So, that's the story! An amazing opportunity landed in my lap and I accepted it with much gratitude.
Well, that's almost the whole story. Sadly, Children's Book Press closed its doors during the recession. Fortunately, it eventually became an imprint of Lee & Low, a publisher with a similar vision. It's kind of wild that my book, although not the story I had originally intended to submit to Lee & Low, ended up there several years later! I am proud to call Lee & Low its new home.
What was your emotional reaction to having your book illustrated by Felicia Hoshino?
Oh, Felicia’s illustrations blew me away. She managed, at once, to capture the harsh conditions of the Japanese American internment camp AND the gentle feeling of the story. Also, she surprised and moved me by incorporating some of my grandma’s art concepts into the illustrations. My publisher played the perfect matchmaker in choosing Felicia!
What have you enjoyed about attending and participating in the Virginia Festival of the Book?
Every year I ask my husband, who often travels for work, to avoid travel during Festival week so he may deal with the house and kids! I attend as many sessions as I can manage. This is a town that already loves books, so the Festival only ramps up the buzz in the air and I feed off of that energy. I learn; meet other writers, authors, and professionals in the field; and gain inspiration that carries me forward for months. As far as my participation goes, presenting my book at the Festival was one of the most positive experiences I've had; there was such a genuine interest from the audience to learn.

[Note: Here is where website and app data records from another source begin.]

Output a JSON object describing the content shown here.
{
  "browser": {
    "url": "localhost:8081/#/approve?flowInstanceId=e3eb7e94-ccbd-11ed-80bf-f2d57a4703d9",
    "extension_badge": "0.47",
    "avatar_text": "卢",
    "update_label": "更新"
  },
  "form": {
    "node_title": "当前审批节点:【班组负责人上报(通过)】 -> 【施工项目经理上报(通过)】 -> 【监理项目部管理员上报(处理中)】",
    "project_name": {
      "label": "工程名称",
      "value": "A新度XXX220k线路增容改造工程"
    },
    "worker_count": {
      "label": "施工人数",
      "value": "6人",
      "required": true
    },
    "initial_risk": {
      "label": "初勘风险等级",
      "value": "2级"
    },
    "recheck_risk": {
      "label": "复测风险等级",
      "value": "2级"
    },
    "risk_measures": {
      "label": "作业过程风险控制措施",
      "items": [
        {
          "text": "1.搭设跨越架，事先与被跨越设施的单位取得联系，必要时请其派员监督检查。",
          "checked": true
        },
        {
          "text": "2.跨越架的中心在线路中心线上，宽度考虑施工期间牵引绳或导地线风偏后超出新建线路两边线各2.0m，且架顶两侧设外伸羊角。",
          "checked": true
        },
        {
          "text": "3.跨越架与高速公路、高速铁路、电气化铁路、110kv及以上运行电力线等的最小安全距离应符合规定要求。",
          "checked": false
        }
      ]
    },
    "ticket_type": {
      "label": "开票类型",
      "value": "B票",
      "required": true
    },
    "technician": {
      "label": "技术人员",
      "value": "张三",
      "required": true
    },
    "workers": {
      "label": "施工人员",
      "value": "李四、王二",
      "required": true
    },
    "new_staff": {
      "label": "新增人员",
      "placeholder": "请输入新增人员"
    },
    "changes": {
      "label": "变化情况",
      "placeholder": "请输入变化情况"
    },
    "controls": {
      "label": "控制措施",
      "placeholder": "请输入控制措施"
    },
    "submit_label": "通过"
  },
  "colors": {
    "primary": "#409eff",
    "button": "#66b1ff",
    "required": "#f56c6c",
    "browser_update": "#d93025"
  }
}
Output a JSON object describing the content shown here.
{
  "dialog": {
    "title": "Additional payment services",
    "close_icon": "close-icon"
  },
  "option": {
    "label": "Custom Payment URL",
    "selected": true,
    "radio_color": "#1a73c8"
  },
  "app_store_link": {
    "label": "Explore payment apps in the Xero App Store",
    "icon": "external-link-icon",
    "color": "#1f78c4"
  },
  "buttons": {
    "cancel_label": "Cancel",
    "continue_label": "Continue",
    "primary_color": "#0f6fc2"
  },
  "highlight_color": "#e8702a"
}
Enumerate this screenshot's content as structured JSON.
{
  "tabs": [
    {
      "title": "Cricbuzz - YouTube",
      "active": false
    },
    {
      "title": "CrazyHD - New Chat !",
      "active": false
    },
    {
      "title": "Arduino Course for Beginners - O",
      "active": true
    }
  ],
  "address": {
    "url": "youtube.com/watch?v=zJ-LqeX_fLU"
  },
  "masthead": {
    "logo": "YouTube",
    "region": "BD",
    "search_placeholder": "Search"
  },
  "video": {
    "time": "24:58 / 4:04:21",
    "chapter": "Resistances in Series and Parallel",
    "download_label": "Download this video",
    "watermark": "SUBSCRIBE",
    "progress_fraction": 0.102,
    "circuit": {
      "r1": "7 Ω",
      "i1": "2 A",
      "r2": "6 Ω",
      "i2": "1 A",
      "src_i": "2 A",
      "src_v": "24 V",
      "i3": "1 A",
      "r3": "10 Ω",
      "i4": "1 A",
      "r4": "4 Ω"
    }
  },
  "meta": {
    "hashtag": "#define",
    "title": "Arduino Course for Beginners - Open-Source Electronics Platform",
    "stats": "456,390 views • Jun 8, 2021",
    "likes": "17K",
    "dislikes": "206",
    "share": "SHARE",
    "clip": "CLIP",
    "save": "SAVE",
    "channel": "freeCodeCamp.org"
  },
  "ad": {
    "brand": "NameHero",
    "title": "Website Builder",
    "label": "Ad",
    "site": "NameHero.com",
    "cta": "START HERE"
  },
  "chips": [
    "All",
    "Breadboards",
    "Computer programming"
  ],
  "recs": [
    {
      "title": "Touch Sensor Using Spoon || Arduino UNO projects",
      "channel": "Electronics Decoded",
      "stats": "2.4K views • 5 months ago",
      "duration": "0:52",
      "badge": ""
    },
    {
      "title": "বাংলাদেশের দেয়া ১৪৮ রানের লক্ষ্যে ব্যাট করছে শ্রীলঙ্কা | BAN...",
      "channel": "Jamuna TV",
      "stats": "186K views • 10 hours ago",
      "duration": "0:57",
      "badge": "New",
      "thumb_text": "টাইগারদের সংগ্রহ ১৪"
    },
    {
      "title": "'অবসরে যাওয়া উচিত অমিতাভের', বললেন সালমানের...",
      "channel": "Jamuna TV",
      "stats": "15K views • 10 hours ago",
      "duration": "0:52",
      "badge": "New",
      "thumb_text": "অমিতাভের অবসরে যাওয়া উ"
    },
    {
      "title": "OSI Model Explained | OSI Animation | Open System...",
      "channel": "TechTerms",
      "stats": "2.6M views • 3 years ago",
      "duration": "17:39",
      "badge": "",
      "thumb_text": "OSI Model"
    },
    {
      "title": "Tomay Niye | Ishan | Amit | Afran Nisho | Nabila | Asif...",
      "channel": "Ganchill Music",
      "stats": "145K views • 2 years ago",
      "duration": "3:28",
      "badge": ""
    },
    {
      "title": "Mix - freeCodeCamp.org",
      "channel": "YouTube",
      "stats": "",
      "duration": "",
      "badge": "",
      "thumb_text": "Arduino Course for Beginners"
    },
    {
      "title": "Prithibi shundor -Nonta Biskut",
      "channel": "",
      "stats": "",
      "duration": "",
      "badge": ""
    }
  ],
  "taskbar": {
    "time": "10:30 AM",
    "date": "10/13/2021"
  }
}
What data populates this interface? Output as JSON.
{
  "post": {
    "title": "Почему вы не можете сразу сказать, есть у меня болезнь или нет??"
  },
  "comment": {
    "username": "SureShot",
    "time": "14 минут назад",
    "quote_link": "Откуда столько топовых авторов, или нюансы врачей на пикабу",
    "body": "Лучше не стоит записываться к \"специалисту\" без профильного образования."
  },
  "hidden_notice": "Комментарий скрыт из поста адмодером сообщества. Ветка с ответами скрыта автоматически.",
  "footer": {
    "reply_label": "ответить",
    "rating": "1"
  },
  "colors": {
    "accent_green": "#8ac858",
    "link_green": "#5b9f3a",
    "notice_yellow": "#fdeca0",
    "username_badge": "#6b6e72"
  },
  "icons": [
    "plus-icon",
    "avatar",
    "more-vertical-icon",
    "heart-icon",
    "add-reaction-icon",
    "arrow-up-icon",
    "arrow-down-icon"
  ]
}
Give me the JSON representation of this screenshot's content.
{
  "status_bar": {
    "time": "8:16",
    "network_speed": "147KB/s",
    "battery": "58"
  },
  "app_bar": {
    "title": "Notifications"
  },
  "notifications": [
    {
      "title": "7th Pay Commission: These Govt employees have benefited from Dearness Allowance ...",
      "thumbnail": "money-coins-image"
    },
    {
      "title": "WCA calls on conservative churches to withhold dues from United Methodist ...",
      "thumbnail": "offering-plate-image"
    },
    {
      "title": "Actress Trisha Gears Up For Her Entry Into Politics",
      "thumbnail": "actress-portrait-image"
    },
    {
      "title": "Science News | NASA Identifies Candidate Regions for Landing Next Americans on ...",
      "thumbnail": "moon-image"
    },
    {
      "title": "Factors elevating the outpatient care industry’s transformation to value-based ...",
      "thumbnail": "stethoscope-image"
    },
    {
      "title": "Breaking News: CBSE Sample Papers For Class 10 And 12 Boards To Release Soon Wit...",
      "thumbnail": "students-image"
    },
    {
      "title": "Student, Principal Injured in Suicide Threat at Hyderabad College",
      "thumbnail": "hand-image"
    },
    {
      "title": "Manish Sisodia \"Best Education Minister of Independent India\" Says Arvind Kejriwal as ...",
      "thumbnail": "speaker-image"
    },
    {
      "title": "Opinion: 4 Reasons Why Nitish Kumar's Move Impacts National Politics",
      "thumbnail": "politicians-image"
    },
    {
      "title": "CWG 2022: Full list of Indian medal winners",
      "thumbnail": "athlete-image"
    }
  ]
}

What do you love about Charlottesville's writing community?
Especially in light of its small size, Charlottesville is home to lots of writers. It has a vibrant, supportive writing (and reading) community! I discovered WriterHouse a couple of years ago and have learned a good deal about the craft and business through classes and workshops. I met my fellow critique group members in a WriterHouse workshop; they are my go-to for manuscript feedback, support, and lots of laughs.
What projects are you working on now?
I'm working on several picture book manuscripts, ranging from a biography of an Asian American politician to humorous stories about growing up. I'm also prepping to launch my author website and blog.
Amy Lee-Tai is a mom to two girls and two cats, and is a former reading specialist to elementary and middle school students. She authored A Place Where Sunflowers Grow, illustrated by Felicia Hoshino (Children’s Book Press, an imprint of Lee & Low, 2006). It is a historical fiction picture book about the Japanese American internment and won the Jane Addams Children's Book Award for Younger Children in 2007. When not reading and writing, Amy loves to take walks, eat dark chocolate, drink strong coffee, and connect with family and friends (although she hasn't yet tried doing all those things at once).